I published zfec 1.5.5 at PyPI, and then made pull request 862 against Tahoe-LAFS that removed installation of vcpython27 from our Windows CI steps. CI looked fine, the PR was approved, and I merged it.
And then things broke again this time, in a different manner.
C’est la vie
It turned out that netifaces uses a C extension, but a wheel package that targets 64-bit Windows and Python 2.7 has not been published yet. My branch for PR 862 was a bit old and did not have the changes that added netifaces, so I failed to detect that we were not quite ready to remove vcpython27 installation step from CI.
I have since made PR 909 against Tahoe-LAFS, which put vcpython27 installation step back into the CI.
I have also made PR 68 against netifaces, which builds a
cp27-cp27m-win_amd64.whl package during its CI steps. Until that PR is reviewed, merged, and new netifaces packages are published, Windows users of Tahoe-LAFS will still need to install a compiler.
As they say, c’est la vie.
I opened and closed a bunch of browser tabs while working on wheel packaging. Someday I might actually read them!
- Python Packaging User Guide
- Wheel documents
- setuptools documents
- Distributing Python Modules
- Distributing Python Modules (Legacy version)
- Creating Built Distributions
- What Are Python Wheels and Why Should You Care?
- How to Publish an Open-Source Python Package to PyPI
- Building C and C++ Extensions on Windows
- Compiling Python extensions on Windows
- PEP 384 – Defining a Stable ABI (“abi3”)
- PEP 425 – Compatibility Tags for Built Distributions
- PEP 513 – A Platform Tag for Portable Linux Built Distributions
- PEP 571 – The manylinux2010 Platform Tag

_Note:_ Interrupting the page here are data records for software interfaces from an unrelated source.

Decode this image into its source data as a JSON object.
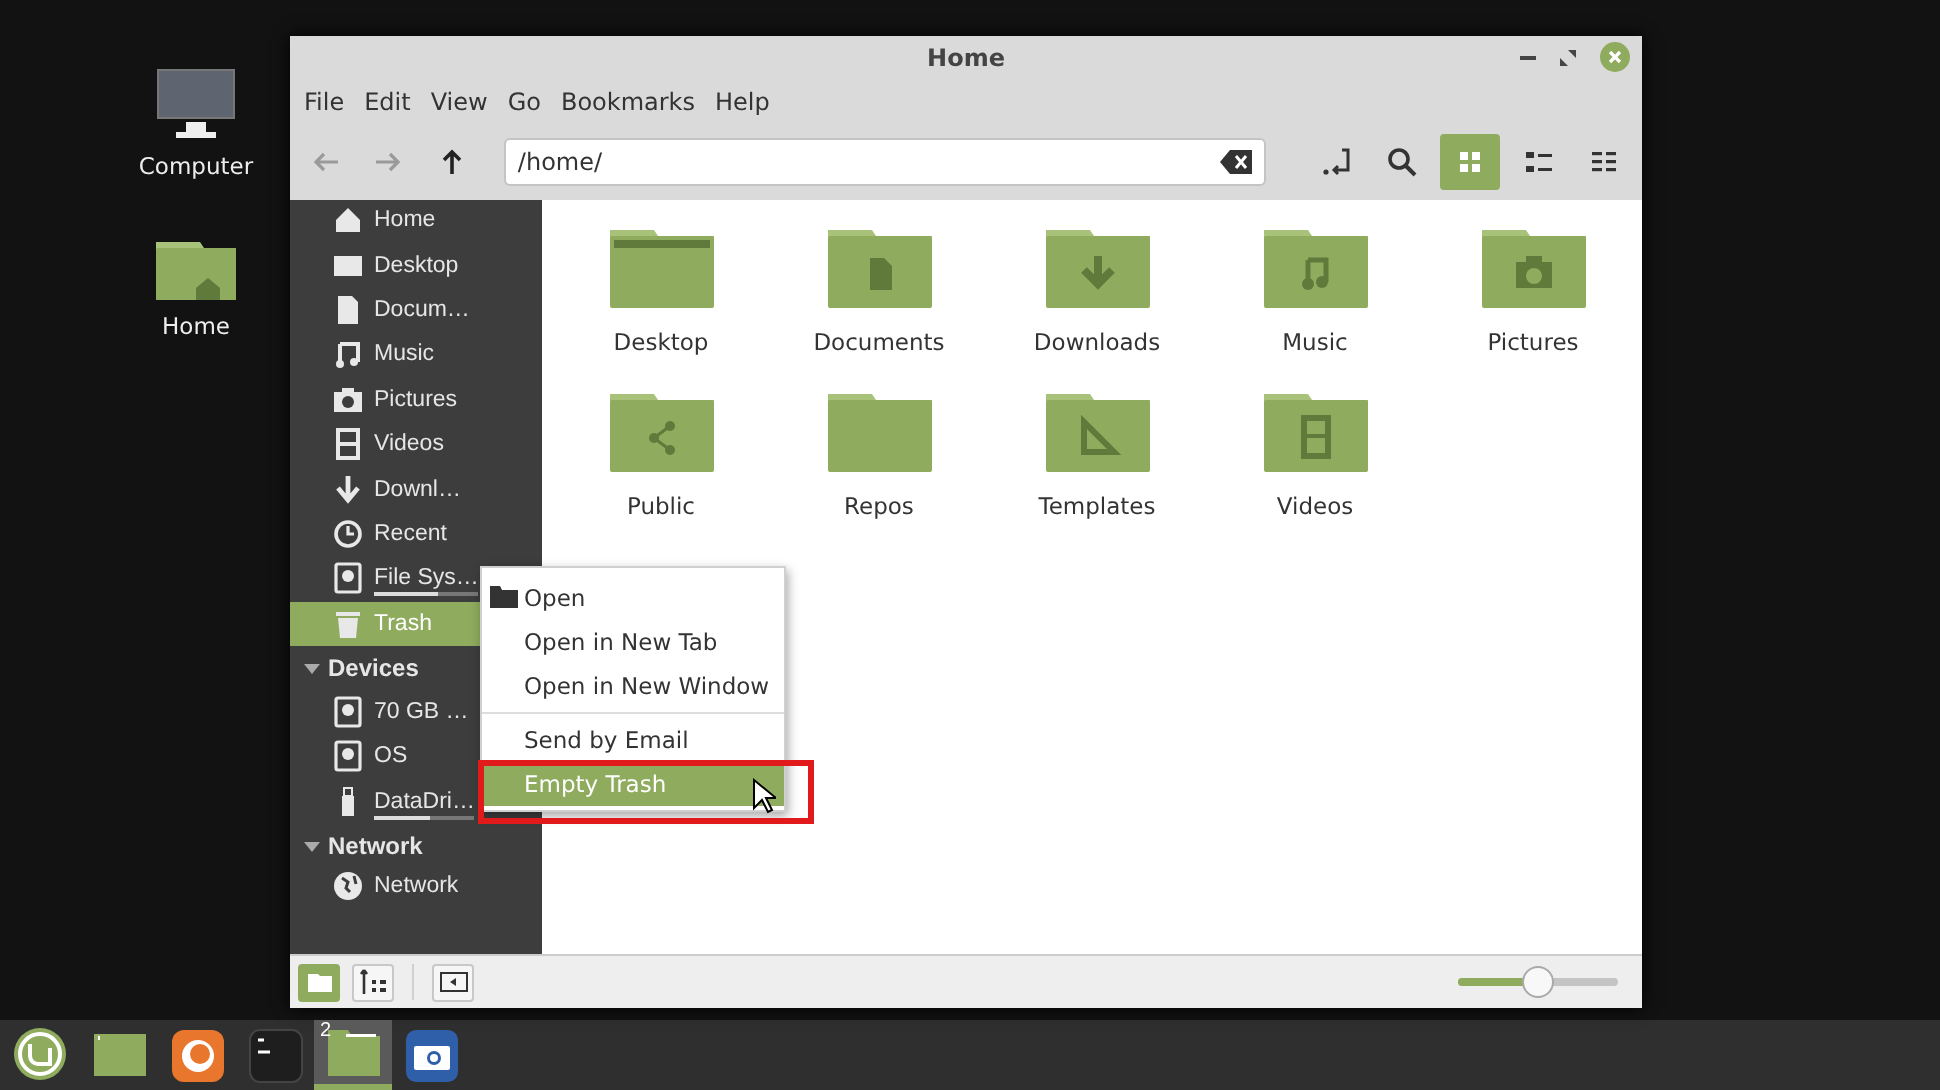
{
  "desktop_icons": [
    {
      "kind": "computer",
      "label": "Computer"
    },
    {
      "kind": "home",
      "label": "Home"
    }
  ],
  "window": {
    "title": "Home",
    "menu": [
      "File",
      "Edit",
      "View",
      "Go",
      "Bookmarks",
      "Help"
    ],
    "toolbar": {
      "nav": [
        {
          "kind": "back",
          "disabled": true
        },
        {
          "kind": "forward",
          "disabled": true
        },
        {
          "kind": "up",
          "disabled": false
        }
      ],
      "location": "/home/",
      "views": [
        {
          "kind": "icons",
          "selected": true
        },
        {
          "kind": "list",
          "selected": false
        },
        {
          "kind": "compact",
          "selected": false
        }
      ]
    },
    "sidebar": {
      "places": [
        {
          "kind": "home",
          "label": "Home",
          "selected": false
        },
        {
          "kind": "desktop",
          "label": "Desktop",
          "selected": false
        },
        {
          "kind": "document",
          "label": "Docum…",
          "selected": false
        },
        {
          "kind": "music",
          "label": "Music",
          "selected": false
        },
        {
          "kind": "pictures",
          "label": "Pictures",
          "selected": false
        },
        {
          "kind": "videos",
          "label": "Videos",
          "selected": false
        },
        {
          "kind": "download",
          "label": "Downl…",
          "selected": false
        },
        {
          "kind": "recent",
          "label": "Recent",
          "selected": false
        },
        {
          "kind": "drive",
          "label": "File Sys…",
          "selected": false,
          "level": 0.62
        },
        {
          "kind": "trash",
          "label": "Trash",
          "selected": true
        }
      ],
      "sections": [
        {
          "title": "Devices",
          "expanded": true,
          "items": [
            {
              "kind": "drive",
              "label": "70 GB …",
              "selected": false
            },
            {
              "kind": "drive",
              "label": "OS",
              "selected": false
            },
            {
              "kind": "usb",
              "label": "DataDri…",
              "selected": false,
              "level": 0.55
            }
          ]
        },
        {
          "title": "Network",
          "expanded": true,
          "items": [
            {
              "kind": "network",
              "label": "Network",
              "selected": false
            }
          ]
        }
      ]
    },
    "files": [
      {
        "kind": "desktop",
        "name": "Desktop"
      },
      {
        "kind": "documents",
        "name": "Documents"
      },
      {
        "kind": "downloads",
        "name": "Downloads"
      },
      {
        "kind": "music",
        "name": "Music"
      },
      {
        "kind": "pictures",
        "name": "Pictures"
      },
      {
        "kind": "public",
        "name": "Public"
      },
      {
        "kind": "plain",
        "name": "Repos"
      },
      {
        "kind": "templates",
        "name": "Templates"
      },
      {
        "kind": "videos",
        "name": "Videos"
      }
    ],
    "context_menu": {
      "items": [
        {
          "kind": "icon_item",
          "label": "Open",
          "selected": false,
          "annotated": false
        },
        {
          "kind": "item",
          "label": "Open in New Tab",
          "selected": false,
          "annotated": false
        },
        {
          "kind": "item",
          "label": "Open in New Window",
          "selected": false,
          "annotated": false
        },
        {
          "kind": "separator"
        },
        {
          "kind": "item",
          "label": "Send by Email",
          "selected": false,
          "annotated": false
        },
        {
          "kind": "item",
          "label": "Empty Trash",
          "selected": true,
          "annotated": true
        }
      ]
    },
    "status_bar": {
      "buttons": [
        {
          "kind": "places",
          "selected": true
        },
        {
          "kind": "tree",
          "selected": false
        },
        {
          "kind": "sidebar",
          "selected": false
        }
      ],
      "zoom": {
        "level": 0.5
      }
    }
  },
  "taskbar": {
    "items": [
      {
        "kind": "menu",
        "active": false
      },
      {
        "kind": "desktop",
        "active": false
      },
      {
        "kind": "browser",
        "active": false
      },
      {
        "kind": "terminal",
        "active": false
      },
      {
        "kind": "files",
        "active": true,
        "badge": "2"
      },
      {
        "kind": "camera",
        "active": false
      }
    ]
  }
}
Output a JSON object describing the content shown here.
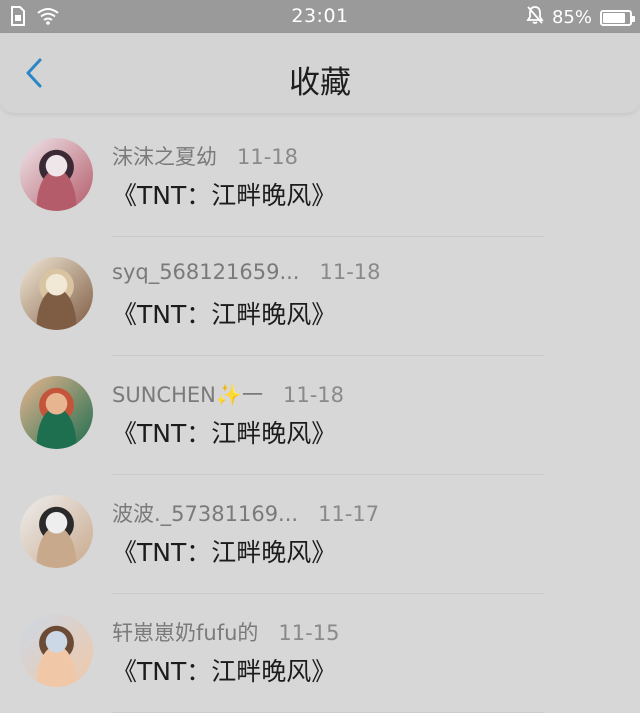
{
  "status_bar": {
    "time": "23:01",
    "battery": "85%",
    "battery_level": 0.85,
    "icons": [
      "sim-card-icon",
      "wifi-icon",
      "bell-off-icon",
      "battery-icon"
    ]
  },
  "header": {
    "title": "收藏",
    "back_icon": "chevron-left-icon",
    "accent": "#2a86c6"
  },
  "favorites": [
    {
      "name": "沫沫之夏幼",
      "date": "11-18",
      "work": "《TNT：江畔晚风》",
      "avatar_colors": [
        "#3b2a35",
        "#b45c6a",
        "#efe6ea"
      ]
    },
    {
      "name": "syq_568121659...",
      "date": "11-18",
      "work": "《TNT：江畔晚风》",
      "avatar_colors": [
        "#d9c4a2",
        "#7f5c44",
        "#f1e8d6"
      ]
    },
    {
      "name": "SUNCHEN✨一",
      "date": "11-18",
      "work": "《TNT：江畔晚风》",
      "avatar_colors": [
        "#c4553b",
        "#1e6e50",
        "#e7b590"
      ]
    },
    {
      "name": "波波._57381169...",
      "date": "11-17",
      "work": "《TNT：江畔晚风》",
      "avatar_colors": [
        "#2a2a2a",
        "#c9a98c",
        "#eeeeee"
      ]
    },
    {
      "name": "轩崽崽奶fufu的",
      "date": "11-15",
      "work": "《TNT：江畔晚风》",
      "avatar_colors": [
        "#6b4a36",
        "#f0c8a8",
        "#ccd8e6"
      ]
    }
  ]
}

- PEP 599 – The manylinux2014 Platform Tag
- The challenges in designing a library for PEP 425 (aka wheel tags)
Just kidding. I am not going to read them all.